At stake are vast areas of federal land, most of it forested tracts across the Ameri-can West where the sound of road-building bulldozers has never been heard. Environmentalists say such areas are valuable for wildlife habitat, preserving water and air quality, and providing a wildernesslike experience. Many hunters and fishermen want them kept pristine as well.
But many areas also are potential sources of timber, minerals, gas, and oil. Developing such natural resources can be done in a way that protects the environment, administration and industry officials assert.
Like many environmental issues, sorting out this one has involved lengthy lawsuits.
In September, US Magistrate Elizabeth Laporte in San Francisco ruled that the Bush administration's repeal of the 2001 Roadless Area Conservation Rule, as the Clinton order is called, violates both the Endangered Species Act and the National Environmental Policy Act.
In another opinion last week, Judge Laporte blocked plans to extract natural resources in roadless areas, including some 300 controversial oil and gas leases in seven western states the US Forest Service issued in recent years.

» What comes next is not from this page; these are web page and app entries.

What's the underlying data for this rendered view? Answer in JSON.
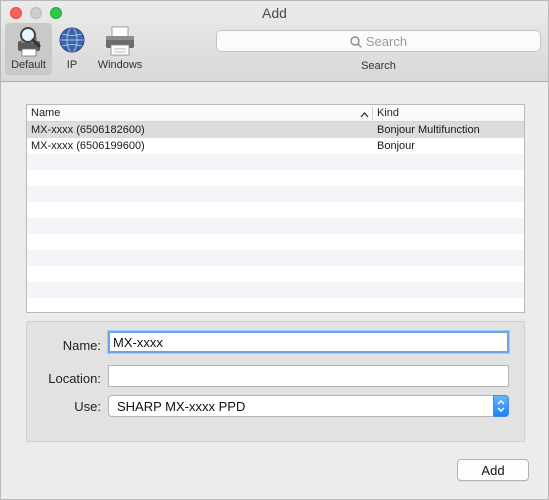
{
  "window": {
    "title": "Add"
  },
  "toolbar": {
    "items": [
      {
        "label": "Default",
        "icon": "magnifier-printer-icon",
        "selected": true
      },
      {
        "label": "IP",
        "icon": "globe-icon",
        "selected": false
      },
      {
        "label": "Windows",
        "icon": "printer-icon",
        "selected": false
      }
    ],
    "search": {
      "placeholder": "Search",
      "caption": "Search"
    }
  },
  "printer_list": {
    "columns": {
      "name": "Name",
      "kind": "Kind"
    },
    "sort_indicator": "ascending",
    "rows": [
      {
        "name": "MX-xxxx (6506182600)",
        "kind": "Bonjour Multifunction",
        "selected": true
      },
      {
        "name": "MX-xxxx (6506199600)",
        "kind": "Bonjour",
        "selected": false
      }
    ]
  },
  "form": {
    "name_label": "Name:",
    "name_value": "MX-xxxx",
    "location_label": "Location:",
    "location_value": "",
    "use_label": "Use:",
    "use_value": "SHARP MX-xxxx PPD"
  },
  "actions": {
    "add_label": "Add"
  },
  "colors": {
    "close": "#fc605c",
    "minimize": "#cfcfcf",
    "zoom": "#34c84a",
    "focus_ring": "#6aa5e8",
    "select_arrow": "#1a82fb"
  }
}
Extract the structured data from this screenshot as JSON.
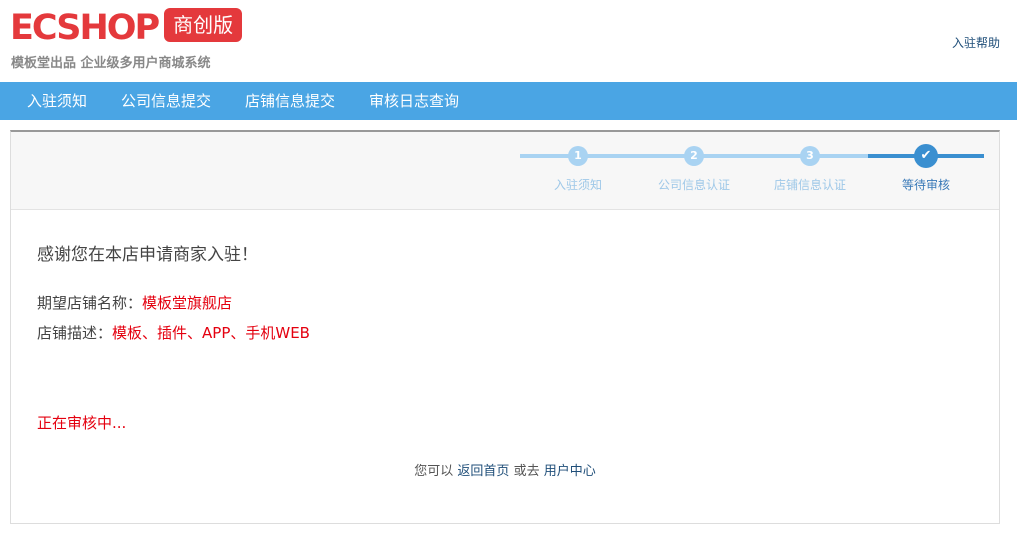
{
  "header": {
    "logo_word": "ECSHOP",
    "logo_badge": "商创版",
    "slogan": "模板堂出品  企业级多用户商城系统",
    "help_link": "入驻帮助"
  },
  "nav": {
    "items": [
      {
        "label": "入驻须知"
      },
      {
        "label": "公司信息提交"
      },
      {
        "label": "店铺信息提交"
      },
      {
        "label": "审核日志查询"
      }
    ]
  },
  "steps": [
    {
      "number": "1",
      "label": "入驻须知",
      "state": "done"
    },
    {
      "number": "2",
      "label": "公司信息认证",
      "state": "done"
    },
    {
      "number": "3",
      "label": "店铺信息认证",
      "state": "done"
    },
    {
      "number": "✔",
      "label": "等待审核",
      "state": "active"
    }
  ],
  "main": {
    "thanks": "感谢您在本店申请商家入驻！",
    "store_name_label": "期望店铺名称：",
    "store_name_value": "模板堂旗舰店",
    "store_desc_label": "店铺描述：",
    "store_desc_value": "模板、插件、APP、手机WEB",
    "status": "正在审核中...",
    "footer_prefix": "您可以",
    "home_link": "返回首页",
    "footer_or": "或去",
    "user_center_link": "用户中心"
  },
  "colors": {
    "brand_red": "#e4393c",
    "nav_blue": "#4aa5e4",
    "step_light": "#a9d3f2",
    "step_active": "#3a8fd0",
    "value_red": "#e4000f",
    "link_blue": "#1f4e79"
  }
}
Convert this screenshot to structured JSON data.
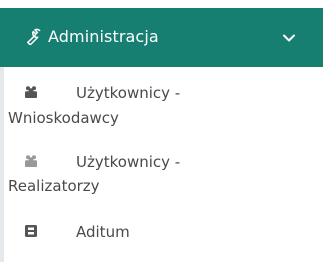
{
  "menu": {
    "header_label": "Administracja",
    "header_icon": "wrench-icon",
    "toggle_icon": "chevron-down-icon",
    "accent_color": "#177f72",
    "items": [
      {
        "line1": "Użytkownicy -",
        "line2": "Wnioskodawcy",
        "icon": "users-icon"
      },
      {
        "line1": "Użytkownicy -",
        "line2": "Realizatorzy",
        "icon": "users-icon"
      },
      {
        "line1": "Aditum",
        "icon": "id-card-icon"
      }
    ]
  }
}
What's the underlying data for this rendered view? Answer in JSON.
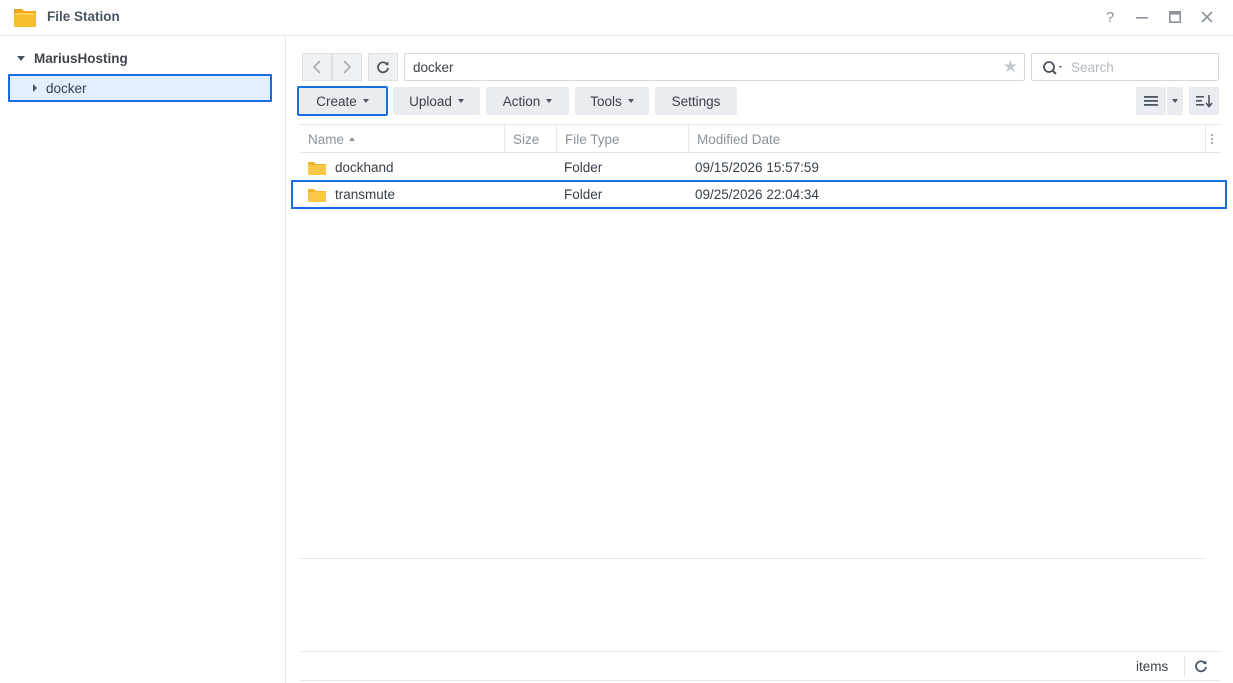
{
  "window": {
    "title": "File Station",
    "controls": {
      "help": "?",
      "minimize": "–",
      "maximize": "□",
      "close": "×"
    }
  },
  "sidebar": {
    "root": "MariusHosting",
    "items": [
      {
        "label": "docker",
        "selected": true
      }
    ]
  },
  "nav": {
    "path": "docker",
    "search_placeholder": "Search"
  },
  "toolbar": {
    "create": "Create",
    "upload": "Upload",
    "action": "Action",
    "tools": "Tools",
    "settings": "Settings"
  },
  "table": {
    "columns": {
      "name": "Name",
      "size": "Size",
      "type": "File Type",
      "modified": "Modified Date"
    },
    "rows": [
      {
        "name": "dockhand",
        "size": "",
        "type": "Folder",
        "modified": "09/15/2026 15:57:59"
      },
      {
        "name": "transmute",
        "size": "",
        "type": "Folder",
        "modified": "09/25/2026 22:04:34",
        "highlighted": true
      }
    ]
  },
  "status": {
    "items_label": "items"
  },
  "colors": {
    "accent": "#1a6fe0",
    "selected_bg": "#e3efff",
    "folder": "#f7c443"
  }
}
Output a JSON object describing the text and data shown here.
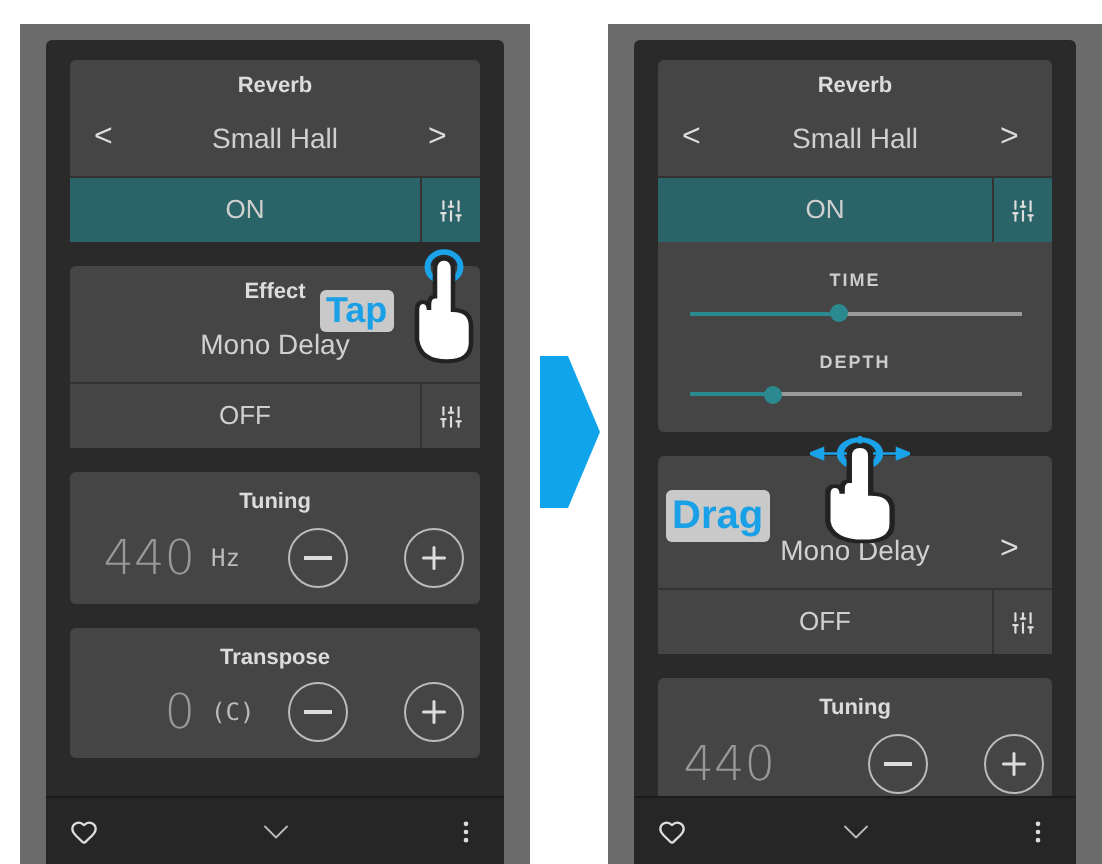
{
  "screens": [
    {
      "cards": [
        {
          "kind": "effect",
          "title": "Reverb",
          "prev": "<",
          "value": "Small Hall",
          "next": ">",
          "toggle": "ON",
          "on": true,
          "expanded": false
        },
        {
          "kind": "effect",
          "title": "Effect",
          "value": "Mono Delay",
          "toggle": "OFF",
          "on": false,
          "expanded": false
        },
        {
          "kind": "stepper",
          "title": "Tuning",
          "value": "440",
          "unit": "Hz"
        },
        {
          "kind": "stepper",
          "title": "Transpose",
          "value": "0",
          "unit": "(C)"
        }
      ],
      "gesture": {
        "kind": "tap",
        "label": "Tap"
      }
    },
    {
      "cards": [
        {
          "kind": "effect",
          "title": "Reverb",
          "prev": "<",
          "value": "Small Hall",
          "next": ">",
          "toggle": "ON",
          "on": true,
          "expanded": true,
          "params": [
            {
              "label": "TIME",
              "level": 0.45
            },
            {
              "label": "DEPTH",
              "level": 0.25
            }
          ]
        },
        {
          "kind": "effect",
          "value": "Mono Delay",
          "next": ">",
          "toggle": "OFF",
          "on": false,
          "expanded": false
        },
        {
          "kind": "stepper",
          "title": "Tuning",
          "value": "440"
        }
      ],
      "gesture": {
        "kind": "drag",
        "label": "Drag"
      }
    }
  ]
}
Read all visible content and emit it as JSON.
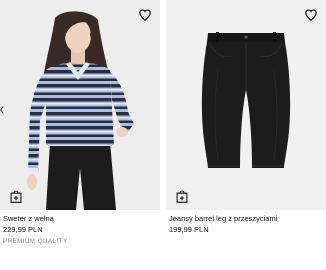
{
  "products": [
    {
      "name": "Sweter z wełną",
      "price": "229,99 PLN",
      "badge": "PREMIUM QUALITY",
      "wishlist_icon": "heart-outline-icon",
      "cart_icon": "add-to-bag-icon"
    },
    {
      "name": "Jeansy barrel leg z przeszyciami",
      "price": "199,99 PLN",
      "wishlist_icon": "heart-outline-icon",
      "cart_icon": "add-to-bag-icon"
    }
  ],
  "colors": {
    "sweater_stripe_dark": "#2b2d3b",
    "sweater_stripe_light": "#a8bde3",
    "jeans": "#1c1c1c",
    "photo_background": "#f1f1f1",
    "badge_text": "#8a8a8a"
  }
}
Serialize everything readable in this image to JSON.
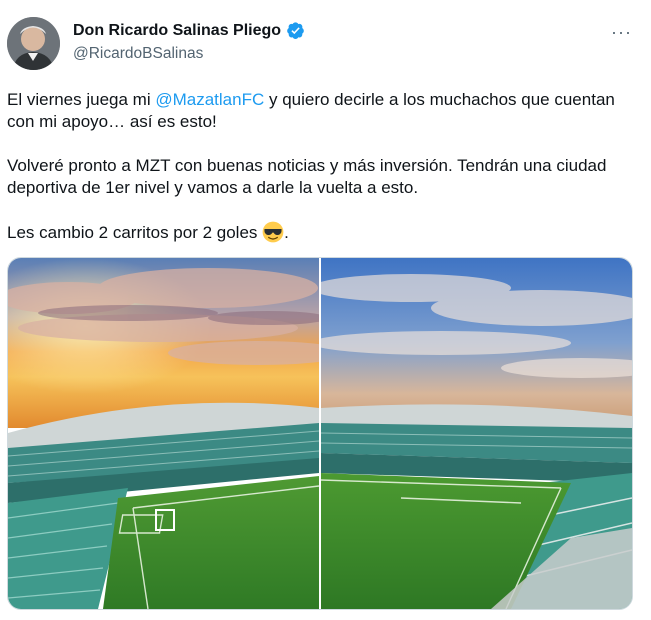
{
  "author": {
    "name": "Don Ricardo Salinas Pliego",
    "handle": "@RicardoBSalinas",
    "avatar_icon": "profile-avatar",
    "verified_icon": "verified-badge-icon",
    "verified_color": "#1d9bf0"
  },
  "menu": {
    "more_label": "···"
  },
  "tweet": {
    "p1_pre": "El viernes juega mi ",
    "p1_mention": "@MazatlanFC",
    "p1_post": " y quiero decirle a los muchachos que cuentan con mi apoyo… así es esto!",
    "p2": "Volveré pronto a MZT con buenas noticias y más inversión. Tendrán una ciudad deportiva de 1er nivel y vamos a darle la vuelta a esto.",
    "p3_pre": "Les cambio 2 carritos por 2 goles ",
    "p3_emoji": "smiling-face-with-sunglasses-icon",
    "p3_post": "."
  },
  "media": {
    "photos": [
      {
        "name": "stadium-photo-sunset"
      },
      {
        "name": "stadium-photo-day"
      }
    ]
  },
  "colors": {
    "mention": "#1d9bf0",
    "secondary_text": "#536471",
    "pitch_green": "#3f8a2a",
    "seat_teal": "#3d8f86"
  }
}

Administration officials made "a clear error of judgment" in attempting to open up roadless areas without the proper environmental assessments, Laporte ruled.
The administration had sought to require governors to petition Washington if they wanted to protect federal roadless land in their states. Laporte ruled that illegal as well. But not before governors in Virginia, North and South Carolina, New Mexico, and California had petitioned the federal government for full protection of roadless areas in their states.
Meanwhile, governors in other states – Idaho, Colorado, and Utah among them – want to lift or ease some of the restrictions imposed by the Clinton rule.
The lawsuit, which resulted in the recent ruling, was brought by the attorneys general of Oregon, Washington, California, and New Mexico, plus 20 conservation groups.
For its part, the administration argues that the recent court ruling should not be made retroactive. "Neither the [US Forest Service] nor the forest resource users, who have relied on decisions made by the agency for the past six years should be faulted for acting under the law and regulations in place at the time they acted," US Justice Department lawyers said in their court filing.
Administration officials have not said whether they will appeal the ruling.
Critics say former President Clinton rushed the roadless rule into effect just before he left office in 2001. But supporters of the rule point out that it was adopted only after three years of official study, 600 public hearings, and some 2.5 million public comments in favor of the rule.
"I realize that no rule can perfectly satisfy everyone, but the Clinton roadless rule struck a chord with Americans," says Sen. Jeff Bingaman (D) of New Mexico, incoming chairman of the Energy and Natural Resources Committee. In Oregon, more than 90 percent of the 79,000 people who submitted comments favored leaving areas roadless.
The need now, says Oregon Gov. Ted Kulongoski (D) is to "focus on more critical forest priorities – like addressing declining forest health, catastrophic wildfires, and creating sustainable and predictable harvest levels."
The legal and political debate preceding the recent court ruling did not prevent some development in roadless areas from taking place. In August, loggers began cutting down trees in the Siskiyou National Forest's Kalmiopsis Roadless Area in southern Oregon.
While such commercial development of natural resources can benefit local economies, government and private studies have shown that logging in national forests often costs the federal treasury more than it earns. Subsidized road-building in national forests is one of the main reasons.
The original roadless protection rule covered some 59 million acres around the country, nearly a third of all national forestland, most of it from the Rocky Mountains westward. Laporte's order covers all but about 9 million acres in Alaska's Tongass National Forest.